There's no promised land in this direction, but there probably isn't one in any direction from here. What there is now is a box of shiny new tools. They aren't perfect, and sometimes you bang your thumb, but they can do some pretty surprising things. Higher education is challenged as it has not been in a generation to prove its value and cost-effectiveness. It's a blessedly lucky time for this new toolbox to show up, and I would feel like an idiot if I didn't do everything in my power to use it to its best advantage.
Where to begin?
To give some ideas and examples, I have created a set of World-Wide Web pages that both describe and demonstrate current applications of networked technology for pedagogy - no vaporware, no pie-in-the-sky, just concrete real-world suggestions for which the technology is already in place at Penn. The new central administration has shown an enlightened, instinctive sense of urgency in supporting these developments, and we can expect from both School and University levels over the next few years a real commitment of resources - not special "computer" resources but the most valuable resources of money and people committed to the central business of the University. We, like all our peer institutions, will need to teach ourselves quickly the prudential economics of how to get the most out of what we have. The new tool box will help.
JAMES J. O'DONNELL is Professor of Classical Studies and Coordinator of the Center for Computer Analysis of Texts. This term he is Visiting Professor of Classics at the University of Washington in Seattle, but he remains a vividly virtual member of the Penn community at his e-mail address, firstname.lastname@example.org.
Sidebar: "New Tools for Teaching" address
World-Wide Web using a program such as "Lynx," "Mosaic," or "Netscape." In any one of those programs, you will need to enter the following URL to get to the beginning of his demonstration:
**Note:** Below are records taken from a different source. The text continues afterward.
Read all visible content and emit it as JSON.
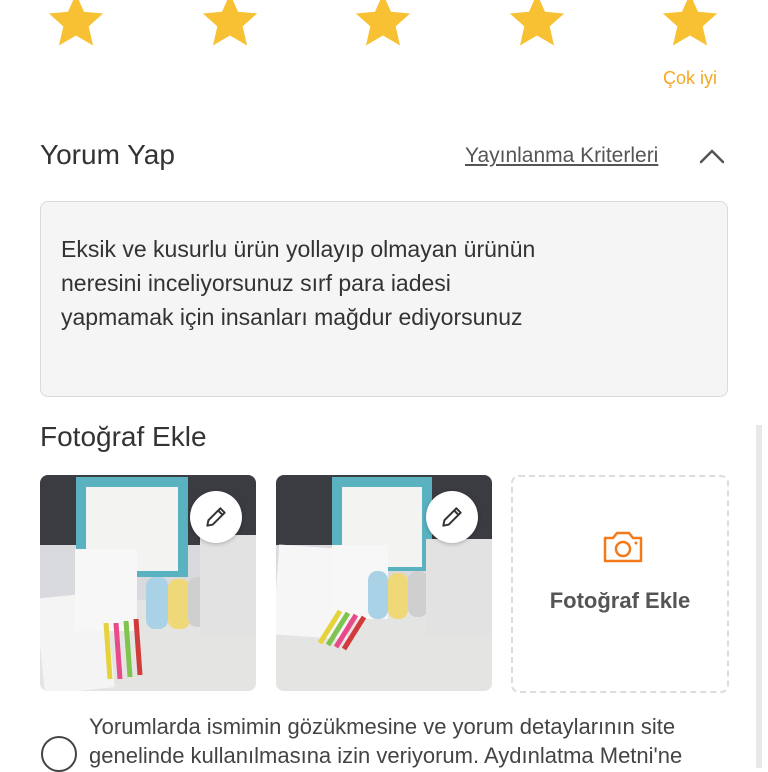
{
  "rating": {
    "stars": [
      {
        "name": "star-1",
        "filled": true
      },
      {
        "name": "star-2",
        "filled": true
      },
      {
        "name": "star-3",
        "filled": true
      },
      {
        "name": "star-4",
        "filled": true
      },
      {
        "name": "star-5",
        "filled": true
      }
    ],
    "selected_value": 5,
    "max_value": 5,
    "label": "Çok iyi",
    "star_color": "#f7c133",
    "label_color": "#f5a623"
  },
  "comment": {
    "title": "Yorum Yap",
    "criteria_link": "Yayınlanma Kriterleri",
    "text": "Eksik ve kusurlu ürün yollayıp olmayan ürünün\nneresini inceliyorsunuz sırf para iadesi\nyapmamak için insanları mağdur ediyorsunuz"
  },
  "photos": {
    "title": "Fotoğraf Ekle",
    "items": [
      {
        "icon": "pencil-icon",
        "alt": "photo-1"
      },
      {
        "icon": "pencil-icon",
        "alt": "photo-2"
      }
    ],
    "add_label": "Fotoğraf Ekle",
    "add_icon": "camera-icon",
    "accent_color": "#f27a1a"
  },
  "consent": {
    "text": "Yorumlarda ismimin gözükmesine ve yorum detaylarının site genelinde kullanılmasına izin veriyorum. Aydınlatma Metni'ne",
    "checked": false
  }
}
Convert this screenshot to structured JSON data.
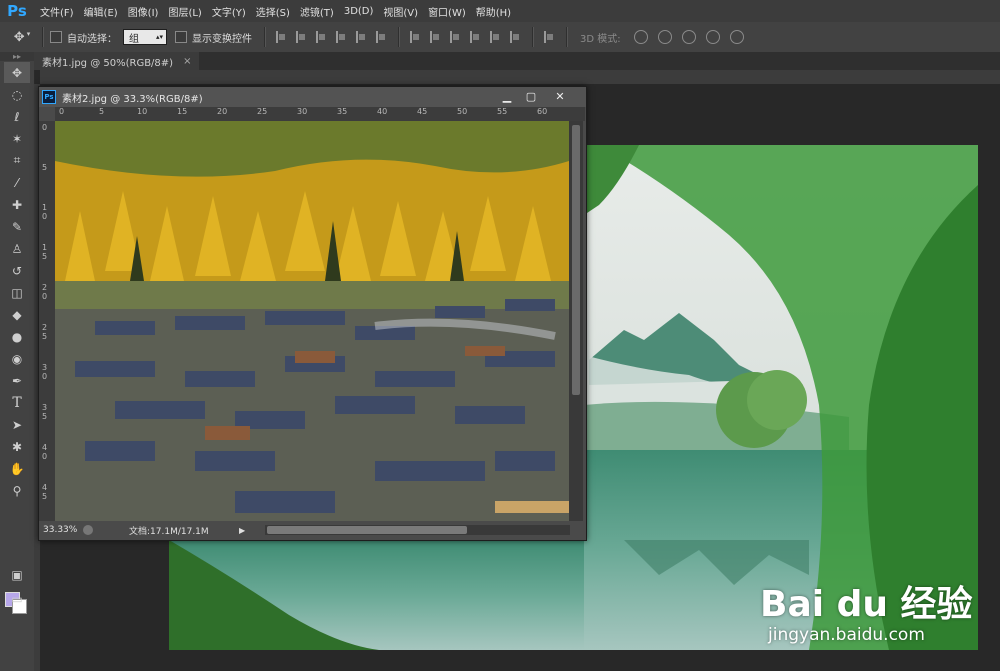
{
  "app": {
    "logo": "Ps"
  },
  "menu": [
    "文件(F)",
    "编辑(E)",
    "图像(I)",
    "图层(L)",
    "文字(Y)",
    "选择(S)",
    "滤镜(T)",
    "3D(D)",
    "视图(V)",
    "窗口(W)",
    "帮助(H)"
  ],
  "options": {
    "auto_select_label": "自动选择：",
    "auto_select_value": "组",
    "show_transform_label": "显示变换控件",
    "mode_3d_label": "3D 模式:"
  },
  "doc_tab": {
    "title": "素材1.jpg @ 50%(RGB/8#)",
    "close": "×"
  },
  "float_window": {
    "title": "素材2.jpg @ 33.3%(RGB/8#)",
    "zoom": "33.33%",
    "doc_info": "文档:17.1M/17.1M",
    "ruler_h": [
      "0",
      "5",
      "10",
      "15",
      "20",
      "25",
      "30",
      "35",
      "40",
      "45",
      "50",
      "55",
      "60"
    ],
    "ruler_v": [
      "0",
      "5",
      "1 0",
      "1 5",
      "2 0",
      "2 5",
      "3 0",
      "3 5",
      "4 0",
      "4 5"
    ]
  },
  "watermark": {
    "logo": "Bai du 经验",
    "url": "jingyan.baidu.com"
  },
  "colors": {
    "foreground": "#b7a7ea",
    "background": "#ffffff",
    "ps_blue": "#31a8ff"
  },
  "tools": [
    "move-icon",
    "marquee-icon",
    "lasso-icon",
    "magic-wand-icon",
    "crop-icon",
    "eyedropper-icon",
    "healing-icon",
    "brush-icon",
    "stamp-icon",
    "history-brush-icon",
    "eraser-icon",
    "gradient-icon",
    "blur-icon",
    "dodge-icon",
    "pen-icon",
    "type-icon",
    "path-select-icon",
    "shape-icon",
    "hand-icon",
    "zoom-icon"
  ]
}
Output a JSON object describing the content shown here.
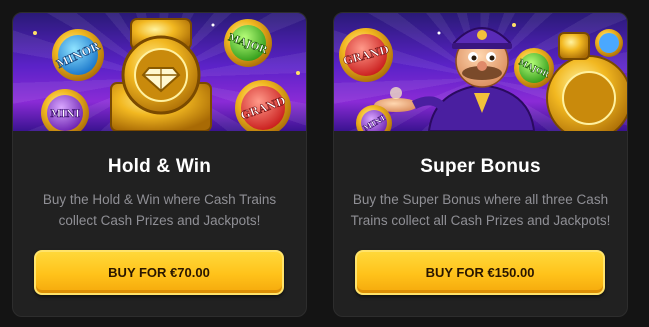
{
  "cards": [
    {
      "title": "Hold & Win",
      "description": "Buy the Hold & Win where Cash Trains collect Cash Prizes and Jackpots!",
      "button_label": "BUY FOR €70.00",
      "art_badges": [
        "MINOR",
        "MAJOR",
        "MINI",
        "GRAND"
      ]
    },
    {
      "title": "Super Bonus",
      "description": "Buy the Super Bonus where all three Cash Trains collect all Cash Prizes and Jackpots!",
      "button_label": "BUY FOR €150.00",
      "art_badges": [
        "GRAND",
        "MAJOR",
        "MINI"
      ]
    }
  ],
  "colors": {
    "background": "#141414",
    "card": "#212121",
    "button": "#ffc21a",
    "art_purple": "#5b22c8"
  }
}
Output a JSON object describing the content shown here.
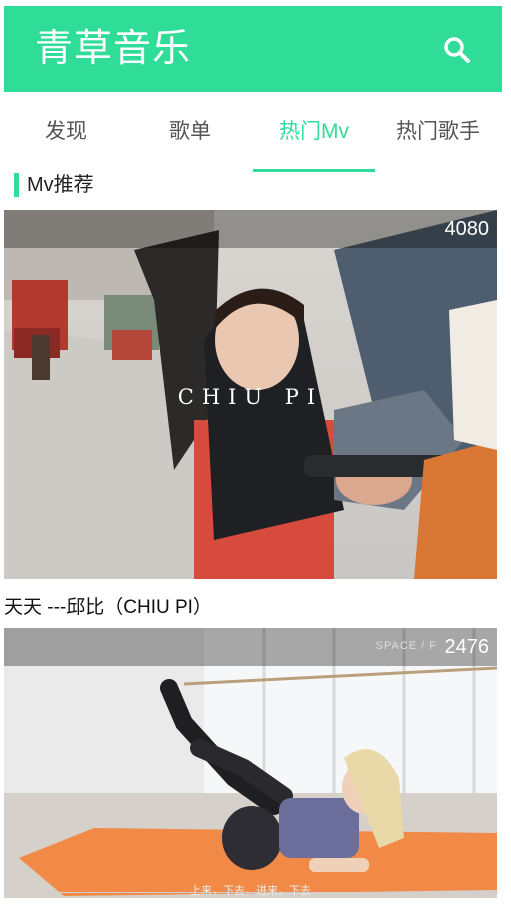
{
  "header": {
    "title": "青草音乐",
    "icon": "search-icon",
    "accent": "#2fdc98"
  },
  "tabs": [
    {
      "label": "发现",
      "active": false
    },
    {
      "label": "歌单",
      "active": false
    },
    {
      "label": "热门Mv",
      "active": true
    },
    {
      "label": "热门歌手",
      "active": false
    }
  ],
  "section": {
    "title": "Mv推荐"
  },
  "mvs": [
    {
      "count": "4080",
      "title": "天天 ---邱比（CHIU PI）",
      "cover_text": "CHIU PI"
    },
    {
      "count": "2476",
      "title": "",
      "cover_text": "上来，下去，进来，下去",
      "watermark": "SPACE / F"
    }
  ]
}
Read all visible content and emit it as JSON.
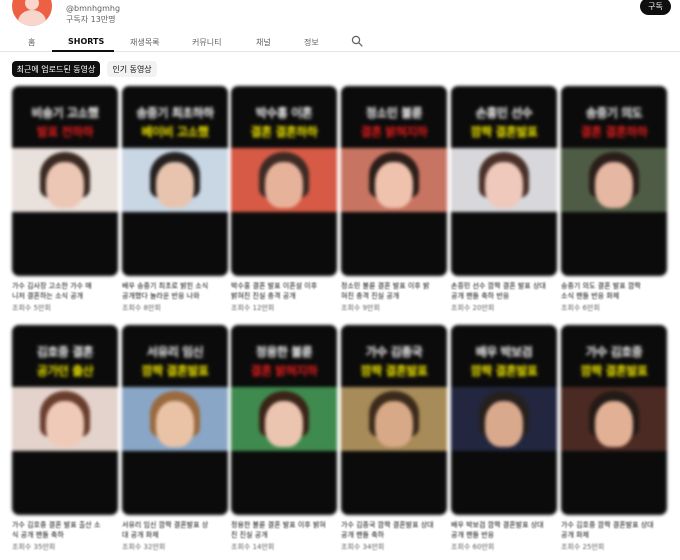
{
  "channel": {
    "handle": "@bmnhgmhg",
    "subscribers": "구독자 13만명",
    "subscribe_label": "구독"
  },
  "tabs": [
    {
      "label": "홈"
    },
    {
      "label": "SHORTS",
      "active": true
    },
    {
      "label": "재생목록"
    },
    {
      "label": "커뮤니티"
    },
    {
      "label": "채널"
    },
    {
      "label": "정보"
    }
  ],
  "icons": {
    "search": "search-icon",
    "avatar": "avatar-icon"
  },
  "filters": {
    "recent_label": "최근에 업로드된 동영상",
    "popular_label": "인기 동영상"
  },
  "colors": {
    "caption_red": "#e01c1c",
    "caption_yellow": "#f2e800",
    "avatar": "#ee6044"
  },
  "shorts": [
    {
      "caption_top": "비숑기 고소했",
      "caption_bottom": "발표 전하하",
      "accent": "red",
      "title_line1": "가수 김사장 고소한 가수 매",
      "title_line2": "니저 결혼하는 소식 공개",
      "views": "조회수 5만회"
    },
    {
      "caption_top": "송중기 최초하하",
      "caption_bottom": "베이비 고소했",
      "accent": "yellow",
      "title_line1": "배우 송중기 최초로 밝힌 소식",
      "title_line2": "공개했다 놀라운 반응 나와",
      "views": "조회수 8만회"
    },
    {
      "caption_top": "박수홍 이혼",
      "caption_bottom": "결혼 결혼하하",
      "accent": "yellow",
      "title_line1": "박수홍 결혼 발표 이혼설 이후",
      "title_line2": "밝혀진 진실 충격 공개",
      "views": "조회수 12만회"
    },
    {
      "caption_top": "정소민 불륜",
      "caption_bottom": "결혼 밝혀지하",
      "accent": "red",
      "title_line1": "정소민 불륜 결혼 발표 이후 밝",
      "title_line2": "혀진 충격 진실 공개",
      "views": "조회수 9만회"
    },
    {
      "caption_top": "손흥민 선수",
      "caption_bottom": "깜짝 결혼발표",
      "accent": "yellow",
      "title_line1": "손흥민 선수 깜짝 결혼 발표 상대",
      "title_line2": "공개 팬들 축하 반응",
      "views": "조회수 20만회"
    },
    {
      "caption_top": "송중기 의도",
      "caption_bottom": "결혼 결혼하하",
      "accent": "red",
      "title_line1": "송중기 의도 결혼 발표 깜짝",
      "title_line2": "소식 팬들 반응 화제",
      "views": "조회수 6만회"
    },
    {
      "caption_top": "김호중 결혼",
      "caption_bottom": "공가던 출산",
      "accent": "yellow",
      "title_line1": "가수 김호중 결혼 발표 출산 소",
      "title_line2": "식 공개 팬들 축하",
      "views": "조회수 35만회"
    },
    {
      "caption_top": "서유리 임신",
      "caption_bottom": "깜짝 결혼발표",
      "accent": "yellow",
      "title_line1": "서유리 임신 깜짝 결혼발표 상",
      "title_line2": "대 공개 화제",
      "views": "조회수 32만회"
    },
    {
      "caption_top": "정용한 불륜",
      "caption_bottom": "결혼 밝혀지하",
      "accent": "red",
      "title_line1": "정용한 불륜 결혼 발표 이후 밝혀",
      "title_line2": "진 진실 공개",
      "views": "조회수 14만회"
    },
    {
      "caption_top": "가수 김종국",
      "caption_bottom": "깜짝 결혼발표",
      "accent": "yellow",
      "title_line1": "가수 김종국 깜짝 결혼발표 상대",
      "title_line2": "공개 팬들 축하",
      "views": "조회수 34만회"
    },
    {
      "caption_top": "배우 박보검",
      "caption_bottom": "깜짝 결혼발표",
      "accent": "yellow",
      "title_line1": "배우 박보검 깜짝 결혼발표 상대",
      "title_line2": "공개 팬들 반응",
      "views": "조회수 60만회"
    },
    {
      "caption_top": "가수 김호중",
      "caption_bottom": "깜짝 결혼발표",
      "accent": "yellow",
      "title_line1": "가수 김호중 깜짝 결혼발표 상대",
      "title_line2": "공개 화제",
      "views": "조회수 25만회"
    }
  ]
}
Once there, click on highlighted items and follow your curiosity hypertextually through the materials offered. Numerous opportunities are built into the demonstration to submit your own comments, corrections, suggestions, or questions.